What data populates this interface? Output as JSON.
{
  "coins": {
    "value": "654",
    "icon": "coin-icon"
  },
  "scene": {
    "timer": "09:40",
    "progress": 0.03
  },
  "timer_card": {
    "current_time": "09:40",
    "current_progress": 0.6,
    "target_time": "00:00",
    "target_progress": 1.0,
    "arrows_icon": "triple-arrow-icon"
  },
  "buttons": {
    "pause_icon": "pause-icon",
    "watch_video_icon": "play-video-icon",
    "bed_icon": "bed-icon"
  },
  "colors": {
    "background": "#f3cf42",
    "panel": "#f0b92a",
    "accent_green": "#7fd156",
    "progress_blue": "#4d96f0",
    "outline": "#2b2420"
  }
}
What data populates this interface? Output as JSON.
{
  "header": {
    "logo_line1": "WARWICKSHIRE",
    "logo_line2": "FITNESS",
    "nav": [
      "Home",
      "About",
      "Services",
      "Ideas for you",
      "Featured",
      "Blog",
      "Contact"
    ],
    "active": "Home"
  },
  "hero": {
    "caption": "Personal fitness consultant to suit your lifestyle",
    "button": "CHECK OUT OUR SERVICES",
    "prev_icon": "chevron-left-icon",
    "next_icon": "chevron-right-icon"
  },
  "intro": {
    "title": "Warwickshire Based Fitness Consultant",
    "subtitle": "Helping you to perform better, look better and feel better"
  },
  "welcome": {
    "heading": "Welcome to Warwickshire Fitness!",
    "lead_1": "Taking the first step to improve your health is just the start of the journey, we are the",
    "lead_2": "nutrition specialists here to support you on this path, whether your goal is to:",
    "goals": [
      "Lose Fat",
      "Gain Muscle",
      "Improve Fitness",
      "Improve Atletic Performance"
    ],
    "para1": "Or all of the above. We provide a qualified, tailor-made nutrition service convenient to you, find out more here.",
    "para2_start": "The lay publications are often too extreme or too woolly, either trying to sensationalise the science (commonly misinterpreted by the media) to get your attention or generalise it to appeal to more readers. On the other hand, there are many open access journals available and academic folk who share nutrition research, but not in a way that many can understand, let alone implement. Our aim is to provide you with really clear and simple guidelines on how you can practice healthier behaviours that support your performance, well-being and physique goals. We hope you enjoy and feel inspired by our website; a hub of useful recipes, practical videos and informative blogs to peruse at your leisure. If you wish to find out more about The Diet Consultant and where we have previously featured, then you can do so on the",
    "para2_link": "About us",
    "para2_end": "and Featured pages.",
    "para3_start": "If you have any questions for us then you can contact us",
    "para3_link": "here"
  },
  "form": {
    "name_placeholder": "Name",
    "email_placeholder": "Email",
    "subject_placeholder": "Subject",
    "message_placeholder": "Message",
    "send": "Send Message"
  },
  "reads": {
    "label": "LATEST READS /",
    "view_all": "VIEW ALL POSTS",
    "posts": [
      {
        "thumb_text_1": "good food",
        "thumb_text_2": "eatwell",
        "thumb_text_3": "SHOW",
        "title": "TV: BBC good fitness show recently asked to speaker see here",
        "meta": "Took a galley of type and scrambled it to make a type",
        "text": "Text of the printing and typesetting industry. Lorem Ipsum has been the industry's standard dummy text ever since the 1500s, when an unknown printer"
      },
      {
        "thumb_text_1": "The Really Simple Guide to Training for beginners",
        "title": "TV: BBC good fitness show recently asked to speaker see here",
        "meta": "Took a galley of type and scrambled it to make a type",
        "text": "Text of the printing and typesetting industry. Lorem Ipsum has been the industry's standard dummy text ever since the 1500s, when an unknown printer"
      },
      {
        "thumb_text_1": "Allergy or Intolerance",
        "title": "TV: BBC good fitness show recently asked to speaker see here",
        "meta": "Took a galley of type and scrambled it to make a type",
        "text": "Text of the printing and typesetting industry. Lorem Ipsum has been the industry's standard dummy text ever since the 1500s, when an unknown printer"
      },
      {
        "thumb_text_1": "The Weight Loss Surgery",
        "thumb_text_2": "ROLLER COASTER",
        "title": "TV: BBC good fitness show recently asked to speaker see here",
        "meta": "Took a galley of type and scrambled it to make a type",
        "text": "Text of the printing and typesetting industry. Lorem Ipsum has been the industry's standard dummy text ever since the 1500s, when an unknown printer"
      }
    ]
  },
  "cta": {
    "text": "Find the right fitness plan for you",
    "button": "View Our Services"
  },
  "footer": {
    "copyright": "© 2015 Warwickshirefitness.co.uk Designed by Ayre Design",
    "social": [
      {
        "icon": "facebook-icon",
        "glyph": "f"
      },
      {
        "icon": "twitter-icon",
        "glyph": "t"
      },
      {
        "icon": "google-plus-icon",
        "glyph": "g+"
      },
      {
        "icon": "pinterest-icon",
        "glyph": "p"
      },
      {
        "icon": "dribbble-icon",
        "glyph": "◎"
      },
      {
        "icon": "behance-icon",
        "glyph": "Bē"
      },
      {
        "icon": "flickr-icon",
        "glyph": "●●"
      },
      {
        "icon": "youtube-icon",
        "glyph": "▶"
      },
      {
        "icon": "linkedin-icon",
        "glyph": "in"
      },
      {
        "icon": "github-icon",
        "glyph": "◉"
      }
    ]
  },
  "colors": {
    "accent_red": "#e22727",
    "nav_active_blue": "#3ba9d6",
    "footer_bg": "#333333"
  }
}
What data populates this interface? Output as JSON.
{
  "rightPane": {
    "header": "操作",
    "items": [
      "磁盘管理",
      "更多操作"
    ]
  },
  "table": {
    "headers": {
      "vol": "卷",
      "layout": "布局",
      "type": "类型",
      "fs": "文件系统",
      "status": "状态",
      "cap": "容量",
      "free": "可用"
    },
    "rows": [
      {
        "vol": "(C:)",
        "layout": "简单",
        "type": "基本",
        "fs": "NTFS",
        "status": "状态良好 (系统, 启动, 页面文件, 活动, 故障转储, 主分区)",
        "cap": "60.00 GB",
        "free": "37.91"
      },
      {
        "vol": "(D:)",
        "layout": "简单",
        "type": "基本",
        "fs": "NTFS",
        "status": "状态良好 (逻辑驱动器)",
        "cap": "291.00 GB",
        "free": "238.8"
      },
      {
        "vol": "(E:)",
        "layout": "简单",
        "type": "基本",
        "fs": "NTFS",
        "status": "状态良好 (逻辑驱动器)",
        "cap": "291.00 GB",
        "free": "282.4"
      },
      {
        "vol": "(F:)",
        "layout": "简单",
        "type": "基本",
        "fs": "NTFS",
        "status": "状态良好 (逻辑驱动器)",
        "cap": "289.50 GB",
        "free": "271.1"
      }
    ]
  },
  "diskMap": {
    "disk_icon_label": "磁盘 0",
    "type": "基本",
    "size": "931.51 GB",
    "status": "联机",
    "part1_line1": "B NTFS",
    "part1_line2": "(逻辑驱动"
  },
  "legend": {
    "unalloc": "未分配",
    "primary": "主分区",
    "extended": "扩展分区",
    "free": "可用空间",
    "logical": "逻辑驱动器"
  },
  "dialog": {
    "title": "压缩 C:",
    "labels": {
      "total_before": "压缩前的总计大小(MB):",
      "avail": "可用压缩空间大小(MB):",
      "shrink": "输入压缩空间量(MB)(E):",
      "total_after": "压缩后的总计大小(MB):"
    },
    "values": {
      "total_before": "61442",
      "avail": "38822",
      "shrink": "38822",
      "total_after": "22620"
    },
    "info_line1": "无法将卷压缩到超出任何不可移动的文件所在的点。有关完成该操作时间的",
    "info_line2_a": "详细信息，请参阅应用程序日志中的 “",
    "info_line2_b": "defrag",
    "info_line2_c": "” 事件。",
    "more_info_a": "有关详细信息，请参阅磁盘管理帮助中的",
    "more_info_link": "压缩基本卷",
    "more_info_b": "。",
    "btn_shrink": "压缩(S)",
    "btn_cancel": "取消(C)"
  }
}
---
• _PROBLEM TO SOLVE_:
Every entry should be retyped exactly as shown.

• _TASK OUTPUT_:
What data populates this interface? Output as JSON.
{
  "coins": {
    "value": "654",
    "icon": "coin-icon"
  },
  "scene": {
    "timer": "09:40",
    "progress": 0.03
  },
  "timer_card": {
    "current_time": "09:40",
    "current_progress": 0.6,
    "target_time": "00:00",
    "target_progress": 1.0,
    "arrows_icon": "triple-arrow-icon"
  },
  "buttons": {
    "pause_icon": "pause-icon",
    "watch_video_icon": "play-video-icon",
    "bed_icon": "bed-icon"
  },
  "colors": {
    "background": "#f3cf42",
    "panel": "#f0b92a",
    "accent_green": "#7fd156",
    "progress_blue": "#4d96f0",
    "outline": "#2b2420"
  }
}
What data populates this interface? Output as JSON.
{
  "header": {
    "logo_line1": "WARWICKSHIRE",
    "logo_line2": "FITNESS",
    "nav": [
      "Home",
      "About",
      "Services",
      "Ideas for you",
      "Featured",
      "Blog",
      "Contact"
    ],
    "active": "Home"
  },
  "hero": {
    "caption": "Personal fitness consultant to suit your lifestyle",
    "button": "CHECK OUT OUR SERVICES",
    "prev_icon": "chevron-left-icon",
    "next_icon": "chevron-right-icon"
  },
  "intro": {
    "title": "Warwickshire Based Fitness Consultant",
    "subtitle": "Helping you to perform better, look better and feel better"
  },
  "welcome": {
    "heading": "Welcome to Warwickshire Fitness!",
    "lead_1": "Taking the first step to improve your health is just the start of the journey, we are the",
    "lead_2": "nutrition specialists here to support you on this path, whether your goal is to:",
    "goals": [
      "Lose Fat",
      "Gain Muscle",
      "Improve Fitness",
      "Improve Atletic Performance"
    ],
    "para1": "Or all of the above. We provide a qualified, tailor-made nutrition service convenient to you, find out more here.",
    "para2_start": "The lay publications are often too extreme or too woolly, either trying to sensationalise the science (commonly misinterpreted by the media) to get your attention or generalise it to appeal to more readers. On the other hand, there are many open access journals available and academic folk who share nutrition research, but not in a way that many can understand, let alone implement. Our aim is to provide you with really clear and simple guidelines on how you can practice healthier behaviours that support your performance, well-being and physique goals. We hope you enjoy and feel inspired by our website; a hub of useful recipes, practical videos and informative blogs to peruse at your leisure. If you wish to find out more about The Diet Consultant and where we have previously featured, then you can do so on the",
    "para2_link": "About us",
    "para2_end": "and Featured pages.",
    "para3_start": "If you have any questions for us then you can contact us",
    "para3_link": "here"
  },
  "form": {
    "name_placeholder": "Name",
    "email_placeholder": "Email",
    "subject_placeholder": "Subject",
    "message_placeholder": "Message",
    "send": "Send Message"
  },
  "reads": {
    "label": "LATEST READS /",
    "view_all": "VIEW ALL POSTS",
    "posts": [
      {
        "thumb_text_1": "good food",
        "thumb_text_2": "eatwell",
        "thumb_text_3": "SHOW",
        "title": "TV: BBC good fitness show recently asked to speaker see here",
        "meta": "Took a galley of type and scrambled it to make a type",
        "text": "Text of the printing and typesetting industry. Lorem Ipsum has been the industry's standard dummy text ever since the 1500s, when an unknown printer"
      },
      {
        "thumb_text_1": "The Really Simple Guide to Training for beginners",
        "title": "TV: BBC good fitness show recently asked to speaker see here",
        "meta": "Took a galley of type and scrambled it to make a type",
        "text": "Text of the printing and typesetting industry. Lorem Ipsum has been the industry's standard dummy text ever since the 1500s, when an unknown printer"
      },
      {
        "thumb_text_1": "Allergy or Intolerance",
        "title": "TV: BBC good fitness show recently asked to speaker see here",
        "meta": "Took a galley of type and scrambled it to make a type",
        "text": "Text of the printing and typesetting industry. Lorem Ipsum has been the industry's standard dummy text ever since the 1500s, when an unknown printer"
      },
      {
        "thumb_text_1": "The Weight Loss Surgery",
        "thumb_text_2": "ROLLER COASTER",
        "title": "TV: BBC good fitness show recently asked to speaker see here",
        "meta": "Took a galley of type and scrambled it to make a type",
        "text": "Text of the printing and typesetting industry. Lorem Ipsum has been the industry's standard dummy text ever since the 1500s, when an unknown printer"
      }
    ]
  },
  "cta": {
    "text": "Find the right fitness plan for you",
    "button": "View Our Services"
  },
  "footer": {
    "copyright": "© 2015 Warwickshirefitness.co.uk Designed by Ayre Design",
    "social": [
      {
        "icon": "facebook-icon",
        "glyph": "f"
      },
      {
        "icon": "twitter-icon",
        "glyph": "t"
      },
      {
        "icon": "google-plus-icon",
        "glyph": "g+"
      },
      {
        "icon": "pinterest-icon",
        "glyph": "p"
      },
      {
        "icon": "dribbble-icon",
        "glyph": "◎"
      },
      {
        "icon": "behance-icon",
        "glyph": "Bē"
      },
      {
        "icon": "flickr-icon",
        "glyph": "●●"
      },
      {
        "icon": "youtube-icon",
        "glyph": "▶"
      },
      {
        "icon": "linkedin-icon",
        "glyph": "in"
      },
      {
        "icon": "github-icon",
        "glyph": "◉"
      }
    ]
  },
  "colors": {
    "accent_red": "#e22727",
    "nav_active_blue": "#3ba9d6",
    "footer_bg": "#333333"
  }
}
What data populates this interface? Output as JSON.
{
  "rightPane": {
    "header": "操作",
    "items": [
      "磁盘管理",
      "更多操作"
    ]
  },
  "table": {
    "headers": {
      "vol": "卷",
      "layout": "布局",
      "type": "类型",
      "fs": "文件系统",
      "status": "状态",
      "cap": "容量",
      "free": "可用"
    },
    "rows": [
      {
        "vol": "(C:)",
        "layout": "简单",
        "type": "基本",
        "fs": "NTFS",
        "status": "状态良好 (系统, 启动, 页面文件, 活动, 故障转储, 主分区)",
        "cap": "60.00 GB",
        "free": "37.91"
      },
      {
        "vol": "(D:)",
        "layout": "简单",
        "type": "基本",
        "fs": "NTFS",
        "status": "状态良好 (逻辑驱动器)",
        "cap": "291.00 GB",
        "free": "238.8"
      },
      {
        "vol": "(E:)",
        "layout": "简单",
        "type": "基本",
        "fs": "NTFS",
        "status": "状态良好 (逻辑驱动器)",
        "cap": "291.00 GB",
        "free": "282.4"
      },
      {
        "vol": "(F:)",
        "layout": "简单",
        "type": "基本",
        "fs": "NTFS",
        "status": "状态良好 (逻辑驱动器)",
        "cap": "289.50 GB",
        "free": "271.1"
      }
    ]
  },
  "diskMap": {
    "disk_icon_label": "磁盘 0",
    "type": "基本",
    "size": "931.51 GB",
    "status": "联机",
    "part1_line1": "B NTFS",
    "part1_line2": "(逻辑驱动"
  },
  "legend": {
    "unalloc": "未分配",
    "primary": "主分区",
    "extended": "扩展分区",
    "free": "可用空间",
    "logical": "逻辑驱动器"
  },
  "dialog": {
    "title": "压缩 C:",
    "labels": {
      "total_before": "压缩前的总计大小(MB):",
      "avail": "可用压缩空间大小(MB):",
      "shrink": "输入压缩空间量(MB)(E):",
      "total_after": "压缩后的总计大小(MB):"
    },
    "values": {
      "total_before": "61442",
      "avail": "38822",
      "shrink": "38822",
      "total_after": "22620"
    },
    "info_line1": "无法将卷压缩到超出任何不可移动的文件所在的点。有关完成该操作时间的",
    "info_line2_a": "详细信息，请参阅应用程序日志中的 “",
    "info_line2_b": "defrag",
    "info_line2_c": "” 事件。",
    "more_info_a": "有关详细信息，请参阅磁盘管理帮助中的",
    "more_info_link": "压缩基本卷",
    "more_info_b": "。",
    "btn_shrink": "压缩(S)",
    "btn_cancel": "取消(C)"
  }
}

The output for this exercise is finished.